Constantine Sandis
4 min readDec 15, 2018

(with Aryeh Younger)

‘Who will guard the guards themselves?’ asked the Roman poet Juvenal. For many today, the answer is to replace guardians altogether with blockchain technology. Blockchains are designed to be resistant to data modification, with each storage block (viz. record) containing an unalterable cryptographic timestamp. As such, the chain of block can act as a transaction ledger without being overseen by any overarching authority. Originally created to underpin the bitcoin cryptocurrency, it was only a matter of time before other industries began to use it.

One such industry is that of real estate. One of the largest U.S. counties, Cook County, Illinois, has already begun storing land records in the blockchain. A Final Report, issued from the Cook County Recorder’s office, details the results of using blockchain for land recording, most of which have been successful. The report also contains a number of sections detailing the reasons the county has for adopting blockchain in the first place. These stem from an analysis of some of the most commonly used concepts relating to transferring land. No philosopher could read this without reaching for the proverbial red pen. Yet it is critical to ensure that we have a strong grasp of the concepts we employ, before exploring the possibility of implementing a major policy change, such as that of adopting blockchain technology to record land documents.

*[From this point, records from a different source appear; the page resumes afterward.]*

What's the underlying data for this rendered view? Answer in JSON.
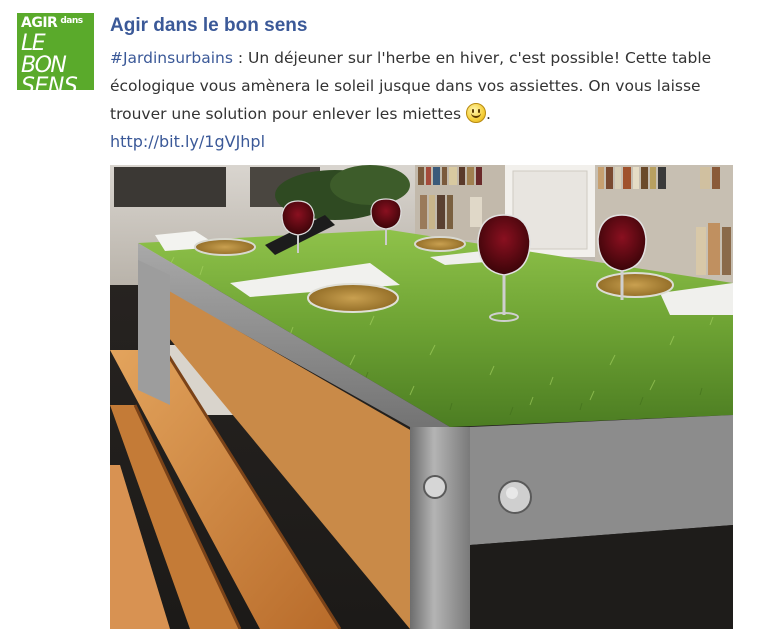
{
  "avatar": {
    "line1": "AGIR",
    "line1_small": "dans",
    "line2": "LE BON",
    "line3": "SENS",
    "bg_color": "#5aaa2b"
  },
  "post": {
    "page_name": "Agir dans le bon sens",
    "hashtag": "#Jardinsurbains",
    "text": " : Un déjeuner sur l'herbe en hiver, c'est possible! Cette table écologique vous amènera le soleil jusque dans vos assiettes. On vous laisse trouver une solution pour enlever les miettes ",
    "text_end": ".",
    "emoji": "smiley-icon",
    "link": "http://bit.ly/1gVJhpl",
    "link_color": "#3b5998"
  },
  "image": {
    "subject": "photo",
    "alt": ""
  }
}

Central to the Cook County report is the claim that the ‘essence’ of a conveyance is information. But this is a poor analysis of the concept that could seriously undermine current systems of real estate law. For one, there is no such thing as the essenceof a conveyance. Use, as Wittgenstein taught us, is tantamount to meaning and, as Black’s Law Dictionary makes clear, the word ‘conveyance’ has at least two different uses within legal contexts alone. It can be used to refer to either (a) an act viz. the assigning, sale, or transfer of property or (b) an object, such as a deed or mortgage instrument.

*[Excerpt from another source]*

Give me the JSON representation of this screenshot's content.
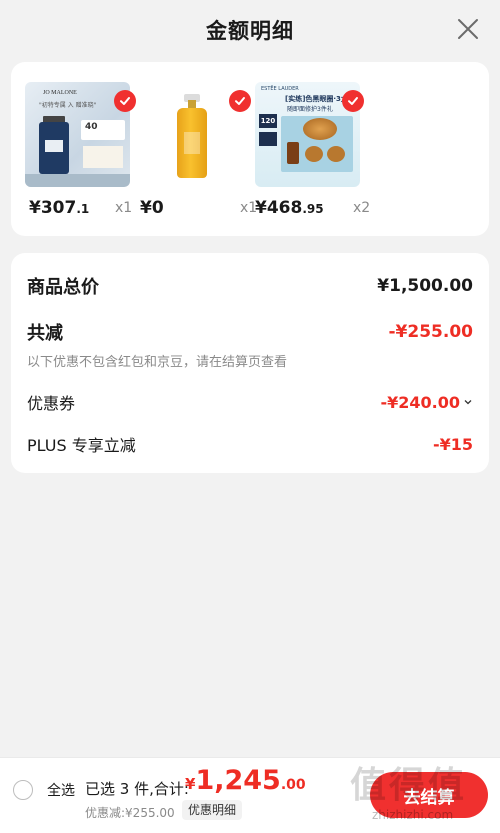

In the first sense, conveyances involve the passing around of documents from one person to another. No doubt, these documents contain information. But, the conveyance act does not itself amount to the information in question. The second, object, sense of ‘conveyance’, may at first sight seem a promising candidate for…

Constantine Sandis

Co-founder of Lex Academic & Visiting Professor of Philosophy, University of Hertfordshire.